• What you are asked to do:
Copy every line of the entries that includes the word "this".

** Opening Extracted information block **

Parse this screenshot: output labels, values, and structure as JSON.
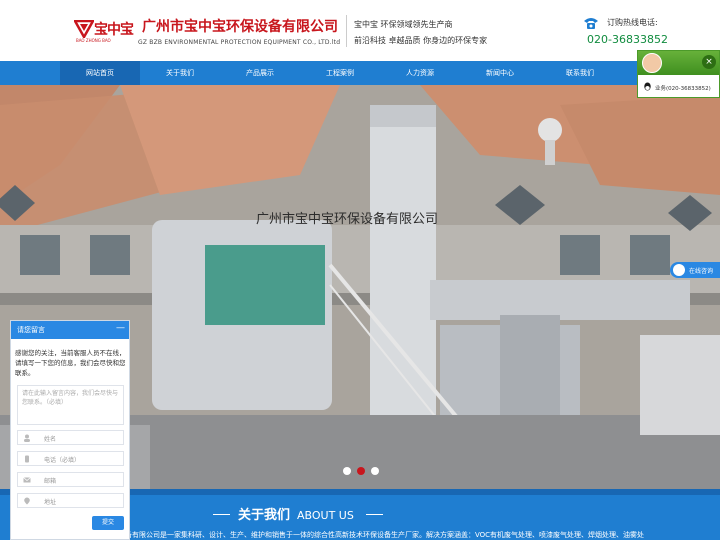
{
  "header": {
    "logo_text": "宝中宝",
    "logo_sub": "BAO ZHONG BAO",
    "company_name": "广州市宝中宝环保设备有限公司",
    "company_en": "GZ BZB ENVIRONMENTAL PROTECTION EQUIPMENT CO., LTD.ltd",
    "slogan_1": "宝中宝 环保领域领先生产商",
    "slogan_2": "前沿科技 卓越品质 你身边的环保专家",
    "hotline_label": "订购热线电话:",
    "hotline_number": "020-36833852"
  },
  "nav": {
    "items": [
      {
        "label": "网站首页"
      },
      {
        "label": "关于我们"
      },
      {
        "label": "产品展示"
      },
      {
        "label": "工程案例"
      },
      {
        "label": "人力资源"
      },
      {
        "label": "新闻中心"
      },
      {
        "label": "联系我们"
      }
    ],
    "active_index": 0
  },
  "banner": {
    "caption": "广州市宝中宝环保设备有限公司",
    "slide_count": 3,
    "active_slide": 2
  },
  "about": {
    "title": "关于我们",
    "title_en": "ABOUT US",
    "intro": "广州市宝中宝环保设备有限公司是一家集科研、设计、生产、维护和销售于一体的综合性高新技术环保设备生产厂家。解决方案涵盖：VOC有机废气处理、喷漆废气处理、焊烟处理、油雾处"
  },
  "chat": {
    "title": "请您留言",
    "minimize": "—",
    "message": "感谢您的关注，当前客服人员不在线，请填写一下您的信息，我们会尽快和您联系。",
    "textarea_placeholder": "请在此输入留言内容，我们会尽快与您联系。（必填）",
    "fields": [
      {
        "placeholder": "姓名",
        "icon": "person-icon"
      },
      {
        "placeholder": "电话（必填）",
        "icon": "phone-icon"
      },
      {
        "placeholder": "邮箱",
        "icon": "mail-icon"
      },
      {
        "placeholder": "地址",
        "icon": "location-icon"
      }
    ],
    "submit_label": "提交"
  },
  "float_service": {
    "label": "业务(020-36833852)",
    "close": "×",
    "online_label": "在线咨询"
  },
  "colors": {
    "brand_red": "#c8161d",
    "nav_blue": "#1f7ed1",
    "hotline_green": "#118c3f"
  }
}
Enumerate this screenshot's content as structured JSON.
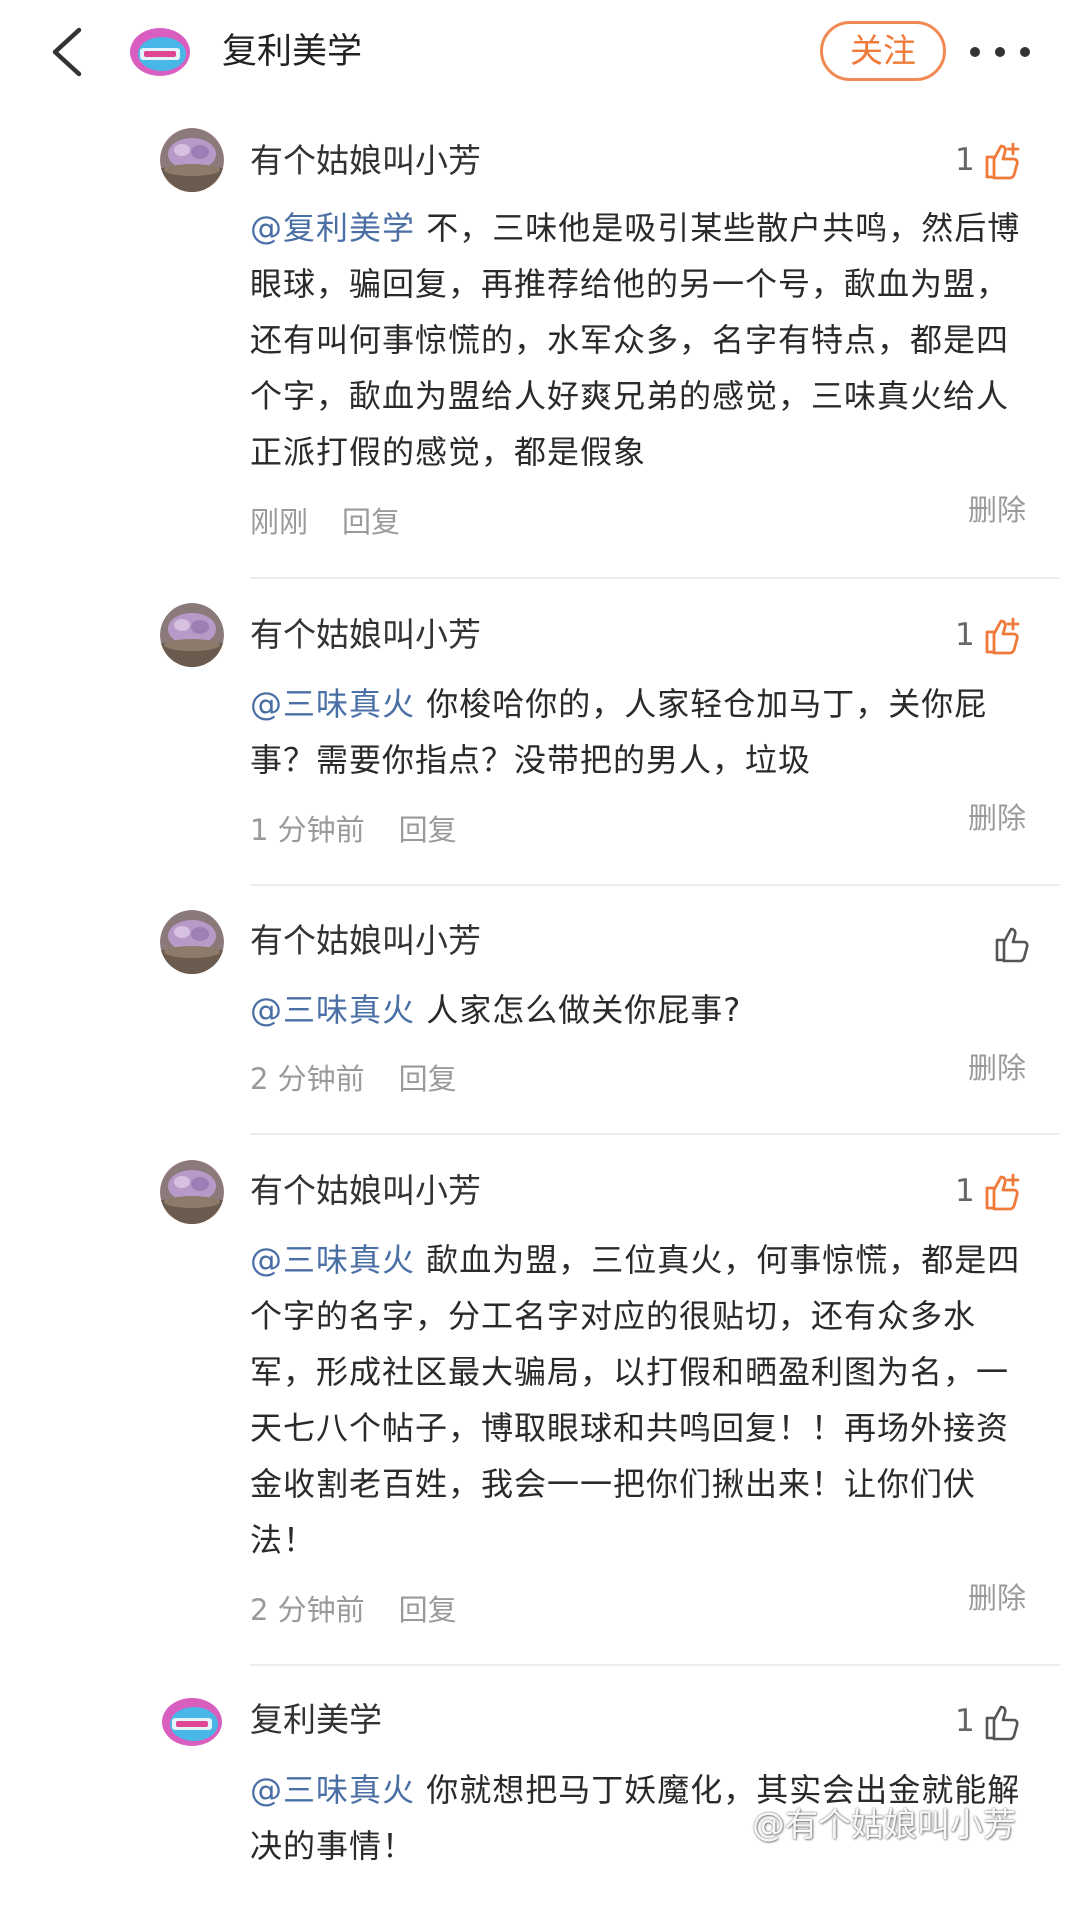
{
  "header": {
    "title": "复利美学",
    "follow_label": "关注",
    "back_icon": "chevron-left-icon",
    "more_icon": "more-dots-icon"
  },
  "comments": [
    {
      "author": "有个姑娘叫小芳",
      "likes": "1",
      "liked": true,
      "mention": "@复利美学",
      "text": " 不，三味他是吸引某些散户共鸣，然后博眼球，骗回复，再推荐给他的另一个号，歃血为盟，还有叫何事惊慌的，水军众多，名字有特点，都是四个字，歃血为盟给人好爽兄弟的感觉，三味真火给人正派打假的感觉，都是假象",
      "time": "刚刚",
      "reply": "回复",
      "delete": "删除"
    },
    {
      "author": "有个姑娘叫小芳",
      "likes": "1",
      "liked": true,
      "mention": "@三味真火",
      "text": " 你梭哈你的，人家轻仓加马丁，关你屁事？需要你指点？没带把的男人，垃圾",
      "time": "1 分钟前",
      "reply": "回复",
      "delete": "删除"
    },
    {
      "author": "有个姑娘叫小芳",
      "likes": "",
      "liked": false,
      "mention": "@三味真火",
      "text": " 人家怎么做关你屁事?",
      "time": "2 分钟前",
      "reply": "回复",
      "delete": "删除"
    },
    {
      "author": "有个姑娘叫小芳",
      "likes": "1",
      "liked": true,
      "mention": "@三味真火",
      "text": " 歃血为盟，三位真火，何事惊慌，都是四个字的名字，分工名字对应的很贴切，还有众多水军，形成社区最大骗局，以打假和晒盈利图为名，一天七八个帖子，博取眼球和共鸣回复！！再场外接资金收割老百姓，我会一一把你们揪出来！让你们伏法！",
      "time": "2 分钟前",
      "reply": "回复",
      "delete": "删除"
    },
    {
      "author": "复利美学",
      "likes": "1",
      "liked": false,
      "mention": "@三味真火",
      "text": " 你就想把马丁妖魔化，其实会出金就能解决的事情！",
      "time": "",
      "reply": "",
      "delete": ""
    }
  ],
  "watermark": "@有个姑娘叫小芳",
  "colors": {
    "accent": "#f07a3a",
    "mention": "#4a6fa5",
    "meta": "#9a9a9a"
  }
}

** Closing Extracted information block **
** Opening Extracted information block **

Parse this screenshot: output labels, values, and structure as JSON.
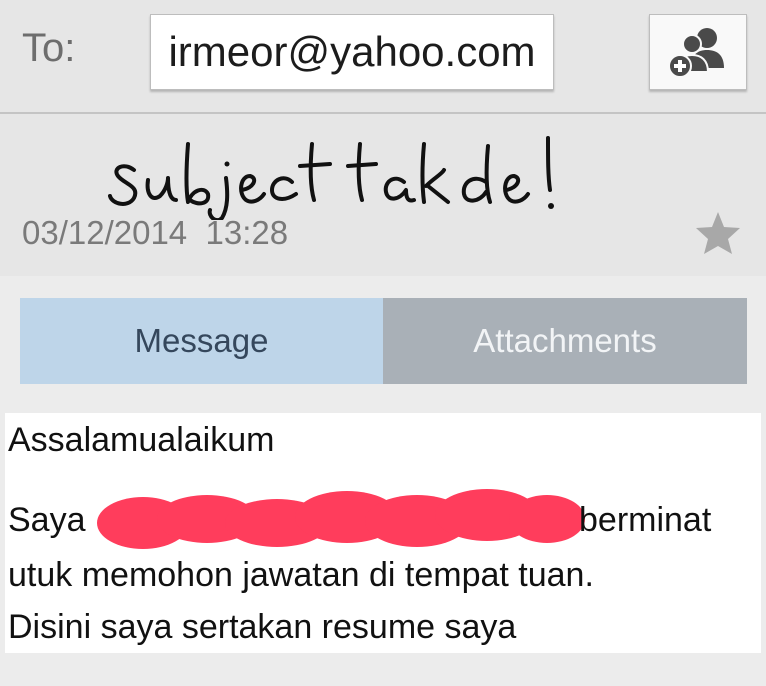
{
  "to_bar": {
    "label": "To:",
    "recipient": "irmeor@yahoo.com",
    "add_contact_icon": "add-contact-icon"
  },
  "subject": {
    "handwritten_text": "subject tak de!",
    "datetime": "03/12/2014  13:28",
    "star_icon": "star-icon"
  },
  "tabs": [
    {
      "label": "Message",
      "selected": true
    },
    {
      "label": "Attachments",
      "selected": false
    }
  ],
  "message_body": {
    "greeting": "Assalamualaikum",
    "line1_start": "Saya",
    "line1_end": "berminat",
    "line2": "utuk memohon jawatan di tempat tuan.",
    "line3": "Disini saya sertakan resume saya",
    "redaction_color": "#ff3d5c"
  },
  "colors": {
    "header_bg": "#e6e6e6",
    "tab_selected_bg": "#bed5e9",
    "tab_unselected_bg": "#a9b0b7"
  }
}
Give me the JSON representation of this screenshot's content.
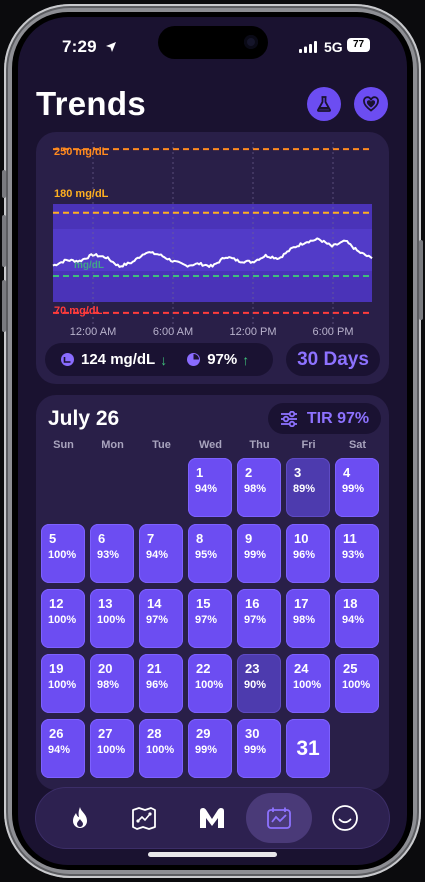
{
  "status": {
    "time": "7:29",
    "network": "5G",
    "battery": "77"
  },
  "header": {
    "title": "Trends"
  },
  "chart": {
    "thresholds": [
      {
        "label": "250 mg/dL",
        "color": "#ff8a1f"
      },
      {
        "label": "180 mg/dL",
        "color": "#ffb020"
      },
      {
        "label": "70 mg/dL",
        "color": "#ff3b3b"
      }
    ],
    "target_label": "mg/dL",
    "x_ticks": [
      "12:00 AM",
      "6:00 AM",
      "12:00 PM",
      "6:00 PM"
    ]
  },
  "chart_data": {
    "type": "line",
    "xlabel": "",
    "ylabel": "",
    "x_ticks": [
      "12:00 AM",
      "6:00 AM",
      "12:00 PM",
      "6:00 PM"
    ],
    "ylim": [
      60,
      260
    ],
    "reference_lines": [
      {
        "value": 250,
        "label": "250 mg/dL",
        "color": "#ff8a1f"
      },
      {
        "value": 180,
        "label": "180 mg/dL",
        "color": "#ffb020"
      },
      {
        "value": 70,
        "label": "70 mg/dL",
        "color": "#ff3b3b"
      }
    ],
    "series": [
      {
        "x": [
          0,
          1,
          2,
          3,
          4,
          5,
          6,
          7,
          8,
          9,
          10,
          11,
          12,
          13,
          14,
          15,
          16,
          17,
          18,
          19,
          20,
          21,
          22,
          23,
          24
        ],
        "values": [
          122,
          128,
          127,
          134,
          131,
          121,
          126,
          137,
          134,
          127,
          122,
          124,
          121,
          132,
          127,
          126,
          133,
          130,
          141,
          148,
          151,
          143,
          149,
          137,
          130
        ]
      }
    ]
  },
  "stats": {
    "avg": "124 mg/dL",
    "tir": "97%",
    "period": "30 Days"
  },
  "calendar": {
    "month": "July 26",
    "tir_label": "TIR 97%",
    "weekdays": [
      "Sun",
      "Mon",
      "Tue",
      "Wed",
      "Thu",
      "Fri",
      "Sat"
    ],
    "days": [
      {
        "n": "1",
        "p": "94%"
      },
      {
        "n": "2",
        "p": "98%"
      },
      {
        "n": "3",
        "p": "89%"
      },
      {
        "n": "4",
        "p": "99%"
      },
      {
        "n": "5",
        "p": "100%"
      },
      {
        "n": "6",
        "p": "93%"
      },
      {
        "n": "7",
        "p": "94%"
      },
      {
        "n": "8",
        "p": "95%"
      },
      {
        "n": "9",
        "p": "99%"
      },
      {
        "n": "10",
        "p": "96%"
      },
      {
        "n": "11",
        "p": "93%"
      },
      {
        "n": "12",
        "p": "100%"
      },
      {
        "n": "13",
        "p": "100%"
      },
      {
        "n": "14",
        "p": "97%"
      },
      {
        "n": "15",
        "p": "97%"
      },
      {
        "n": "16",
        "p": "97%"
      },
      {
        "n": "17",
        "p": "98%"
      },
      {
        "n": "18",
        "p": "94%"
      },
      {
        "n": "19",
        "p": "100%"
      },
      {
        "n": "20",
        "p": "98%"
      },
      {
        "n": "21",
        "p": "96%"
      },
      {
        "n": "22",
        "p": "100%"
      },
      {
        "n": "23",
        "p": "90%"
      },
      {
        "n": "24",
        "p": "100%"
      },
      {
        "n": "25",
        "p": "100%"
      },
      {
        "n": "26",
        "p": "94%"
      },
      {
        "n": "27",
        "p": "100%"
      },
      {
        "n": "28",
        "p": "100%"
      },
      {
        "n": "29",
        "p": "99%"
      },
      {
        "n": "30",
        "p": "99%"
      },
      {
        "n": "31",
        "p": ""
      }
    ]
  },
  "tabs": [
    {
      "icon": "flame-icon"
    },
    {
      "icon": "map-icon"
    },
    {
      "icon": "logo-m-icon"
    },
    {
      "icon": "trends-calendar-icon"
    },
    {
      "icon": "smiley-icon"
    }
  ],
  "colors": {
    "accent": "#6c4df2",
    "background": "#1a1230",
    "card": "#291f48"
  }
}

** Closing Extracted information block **

• The answer:
Parse this screenshot: output labels, values, and structure as JSON.
Enumerate this screenshot's content as structured JSON.
Parse this screenshot: output labels, values, and structure as JSON.
Give me the JSON representation of this screenshot's content.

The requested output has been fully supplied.